The new Glentress Peel centre will be made up of four buildings – containing a visitor centre, cafe, bike shop/hire centre and offices/meeting rooms – spread across a 12-acre hillside site on the opposite side of the main access road from The Hub. Parking will be provided for 140 cars.

Forestry Commission: tendering process was fair

A spokesman for Forestry Commission Scotland told BikeRadar: “The Glentress Peel visitor centre was needed to cater for the huge demand being placed on Glentress Forest. With well over 300,000 visitors each year you need to have the right facilities in place to keep the destination as the number one attraction in the Borders.

“The new cafe, bike shop and hire are great new business opportunities that are on a far bigger and different scale than before so it’s standard public practice to tender openly and fairly to run these new services. The Hub have known for years that they’ll need to tender to run the businesses. We understand their disappointment. However, we’ve carried out the whole process to the letter. We can’t allow any favouritism or preferential treatment when carrying out such a tender.

“The Hub still have a lease for the cafe which runs out in 2012 so they have a very long period to be able to make future plans for their staff and business.
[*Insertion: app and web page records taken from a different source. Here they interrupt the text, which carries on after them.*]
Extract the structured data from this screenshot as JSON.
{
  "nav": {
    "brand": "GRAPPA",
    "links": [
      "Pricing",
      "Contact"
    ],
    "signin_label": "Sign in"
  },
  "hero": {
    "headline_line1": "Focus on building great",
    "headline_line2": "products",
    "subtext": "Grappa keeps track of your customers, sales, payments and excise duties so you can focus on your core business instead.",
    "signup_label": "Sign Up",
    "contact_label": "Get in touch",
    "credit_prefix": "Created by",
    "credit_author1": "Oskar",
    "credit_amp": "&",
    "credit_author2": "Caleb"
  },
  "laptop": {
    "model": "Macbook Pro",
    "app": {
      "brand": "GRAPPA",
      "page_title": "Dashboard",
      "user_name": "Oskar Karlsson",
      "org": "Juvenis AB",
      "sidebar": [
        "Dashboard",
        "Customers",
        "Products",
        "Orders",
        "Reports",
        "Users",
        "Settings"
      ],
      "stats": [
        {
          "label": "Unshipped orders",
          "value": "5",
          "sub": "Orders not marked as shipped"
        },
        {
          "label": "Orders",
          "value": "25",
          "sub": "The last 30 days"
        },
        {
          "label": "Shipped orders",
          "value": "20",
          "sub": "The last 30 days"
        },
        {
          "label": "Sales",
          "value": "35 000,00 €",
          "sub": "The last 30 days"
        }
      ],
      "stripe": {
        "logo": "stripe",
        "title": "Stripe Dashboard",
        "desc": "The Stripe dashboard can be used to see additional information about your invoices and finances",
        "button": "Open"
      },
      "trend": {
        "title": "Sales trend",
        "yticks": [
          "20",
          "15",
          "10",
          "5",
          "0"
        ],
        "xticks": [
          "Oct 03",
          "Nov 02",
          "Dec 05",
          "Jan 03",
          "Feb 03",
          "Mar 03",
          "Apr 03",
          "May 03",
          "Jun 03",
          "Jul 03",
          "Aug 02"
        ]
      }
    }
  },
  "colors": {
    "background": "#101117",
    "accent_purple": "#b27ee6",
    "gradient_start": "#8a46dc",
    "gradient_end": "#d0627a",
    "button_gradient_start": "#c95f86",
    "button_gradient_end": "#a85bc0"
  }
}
We also expect the new Peel centre to provide a significant number of jobs, along with a big boost to the local economy. We reckon the Peel development will be a welcome asset for the area. Of course, we’ll still be managing the trails as per usual and refreshing and maintaining sections as they need repairs. So, contrary to some comments, we’re still putting resources into the trails in the forest.”

The Hub was opened on 31 March 2002 by Tracey, a former cross-country pro, and Emma, an elite downhiller and four-cross racer. To raise the money for the venture, the pair had to sell almost everything they owned – including their bikes – and Emma had to put in shifts at her dad’s loft conversion business. Glentress has since gone on to become the biggest tourist attraction in the Scottish Borders.


Emma and Tracey aren’t the only trail centre pioneers to suffer a similar fate. In 2003, Daffyd and Sian Roberts were served notice to quit the cafe and visitor centre at Coed y Brenin in north Wales that they’d built up over 10 years because landlords Forest Enterprise wanted to run it themselves. And this time last year, Ian Luff of The Dropoff lost the tender to run the popular cafe at Glyncorrwg mountain bike centre in south Wales – although he later won a temporary reprieve.